in July -- by leveraging its capital and bring forward the
permanent scheme supposed to replace it in mid-2013.
Finance Minister Wolfgang Schaeuble told the Bundestag
(lower house of parliament) in a fiery debate before the vote
it was "indecent" to speculate at this point about Germany being
asked to contribute more to the EFSF.
"We're borrowing money from our children to put in a
showcase and it is money that we don't have," said one rebel in
Merkel's Christian Democratic Union (CDU), Klaus-Peter Willsch.
RESCUE THE EURO OR THE FDP
Merkel is often accused in Europe and at home of dithering
on the euro crisis and if she did not win the EFSF vote on her
own terms, it would damage her hopes of taking the conservative
bloc she has led for 11 years into the next elections in 2013.
International auditors return to Athens on Thursday to
deliver their verdict on whether Greece's tougher austerity
measures qualify for further aid.
The chancellor has told Greece she wants to wait for the
results of an audit by the "troika" of the European Union,
European Central Bank and IMF to see whether its findings "tell
us we will have to renegotiate or not".
Such talk by Merkel and other German officials may refer to
raising the level of private creditor involvement in the Greek
bailout, by getting them to accept bigger potential losses -- or
"haircuts" -- on their Greek sovereign bond investments.
Senior coalition figures like Economy Minister Philipp
Roesler, head of Merkel's Free Democrat (FDP) partners, have
already said an "orderly" Greek default should not be taboo.
With a core of naysayers in the CDU, its Bavarian allies the
CSU and the FDP, the vote was being scrutinised to see how close
Merkel got to a convincing 311 'yes' votes from her own bloc in
the 620-seat Bundestag.
If there are more than 19 rebels, Merkel will have passed
the EFSF thanks to the centre-left opposition and may have to
rethink how to address growing discontent among her supporters
and the population at large about the euro zone debt crisis.
Sentiment remains divided. Even though labour unions called
on MPs to back the measure, the conservatives' "Mittelstand"
small business alliance had urged MPs to vote 'no'.

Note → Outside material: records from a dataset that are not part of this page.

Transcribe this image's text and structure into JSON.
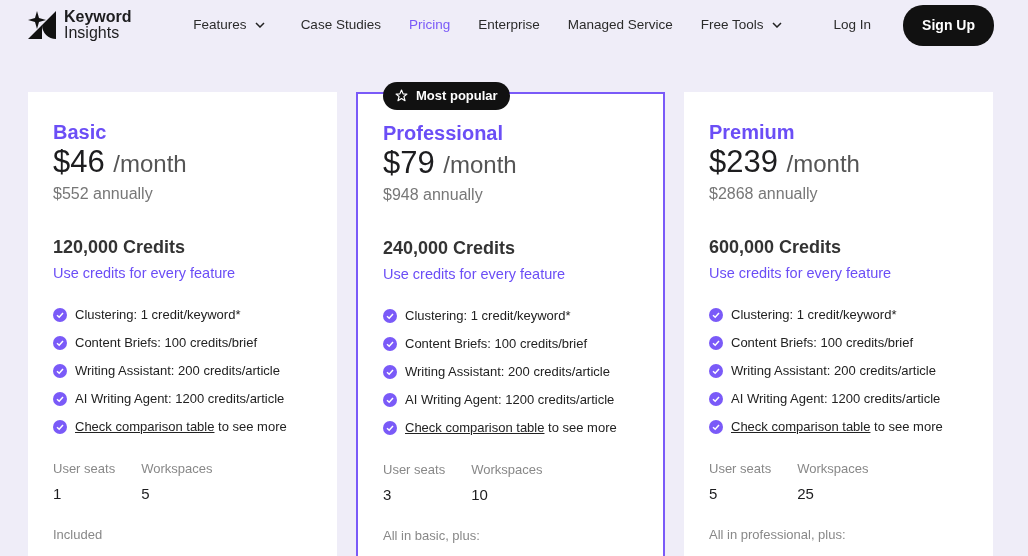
{
  "brand": {
    "name_line1": "Keyword",
    "name_line2": "Insights"
  },
  "nav": [
    {
      "label": "Features",
      "dropdown": true,
      "selected": false
    },
    {
      "label": "Case Studies",
      "dropdown": false,
      "selected": false
    },
    {
      "label": "Pricing",
      "dropdown": false,
      "selected": true
    },
    {
      "label": "Enterprise",
      "dropdown": false,
      "selected": false
    },
    {
      "label": "Managed Service",
      "dropdown": false,
      "selected": false
    },
    {
      "label": "Free Tools",
      "dropdown": true,
      "selected": false
    }
  ],
  "login": "Log In",
  "signup": "Sign Up",
  "plans": [
    {
      "name": "Basic",
      "featured": false,
      "price": "$46",
      "period": "/month",
      "annual": "$552 annually",
      "credits": "120,000 Credits",
      "credits_link": "Use credits for every feature",
      "features": [
        {
          "kind": "text",
          "text": "Clustering: 1 credit/keyword*"
        },
        {
          "kind": "text",
          "text": "Content Briefs: 100 credits/brief"
        },
        {
          "kind": "text",
          "text": "Writing Assistant: 200 credits/article"
        },
        {
          "kind": "text",
          "text": "AI Writing Agent: 1200 credits/article"
        },
        {
          "kind": "link",
          "link": "Check comparison table",
          "text": "to see more"
        }
      ],
      "stats": [
        {
          "label": "User seats",
          "value": "1"
        },
        {
          "label": "Workspaces",
          "value": "5"
        }
      ],
      "footer": "Included"
    },
    {
      "name": "Professional",
      "featured": true,
      "badge": "Most popular",
      "price": "$79",
      "period": "/month",
      "annual": "$948 annually",
      "credits": "240,000 Credits",
      "credits_link": "Use credits for every feature",
      "features": [
        {
          "kind": "text",
          "text": "Clustering: 1 credit/keyword*"
        },
        {
          "kind": "text",
          "text": "Content Briefs: 100 credits/brief"
        },
        {
          "kind": "text",
          "text": "Writing Assistant: 200 credits/article"
        },
        {
          "kind": "text",
          "text": "AI Writing Agent: 1200 credits/article"
        },
        {
          "kind": "link",
          "link": "Check comparison table",
          "text": "to see more"
        }
      ],
      "stats": [
        {
          "label": "User seats",
          "value": "3"
        },
        {
          "label": "Workspaces",
          "value": "10"
        }
      ],
      "footer": "All in basic, plus:"
    },
    {
      "name": "Premium",
      "featured": false,
      "price": "$239",
      "period": "/month",
      "annual": "$2868 annually",
      "credits": "600,000 Credits",
      "credits_link": "Use credits for every feature",
      "features": [
        {
          "kind": "text",
          "text": "Clustering: 1 credit/keyword*"
        },
        {
          "kind": "text",
          "text": "Content Briefs: 100 credits/brief"
        },
        {
          "kind": "text",
          "text": "Writing Assistant: 200 credits/article"
        },
        {
          "kind": "text",
          "text": "AI Writing Agent: 1200 credits/article"
        },
        {
          "kind": "link",
          "link": "Check comparison table",
          "text": "to see more"
        }
      ],
      "stats": [
        {
          "label": "User seats",
          "value": "5"
        },
        {
          "label": "Workspaces",
          "value": "25"
        }
      ],
      "footer": "All in professional, plus:"
    }
  ]
}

The opposition Social Democrats (SPD) and Greens have won a
run of state elections this year and, with two more votes in
coming months on the second Greek bailout and a permanent
mechanism to succeed the EFSF, portray themselves as defenders
of the single currency.
With the FDP's popularity sliding to just 2 percent in some
recent polls and state elections, and the party increasingly
critical of euro zone bailouts, it often appears more of a
liability than an asset for Merkel.
"In the end, the chancellor will have to decide: either she
wants to rescue the euro or the FDP," said former SPD foreign
minister Frank-Walter Steinmeier of the SPD to Bild newspaper.
(Additional reporting by Erik Kirschbaum, Eva Kuehnen and Sarah
Marsh; Writing by Stephen Brown; Editing by Mike Peacock)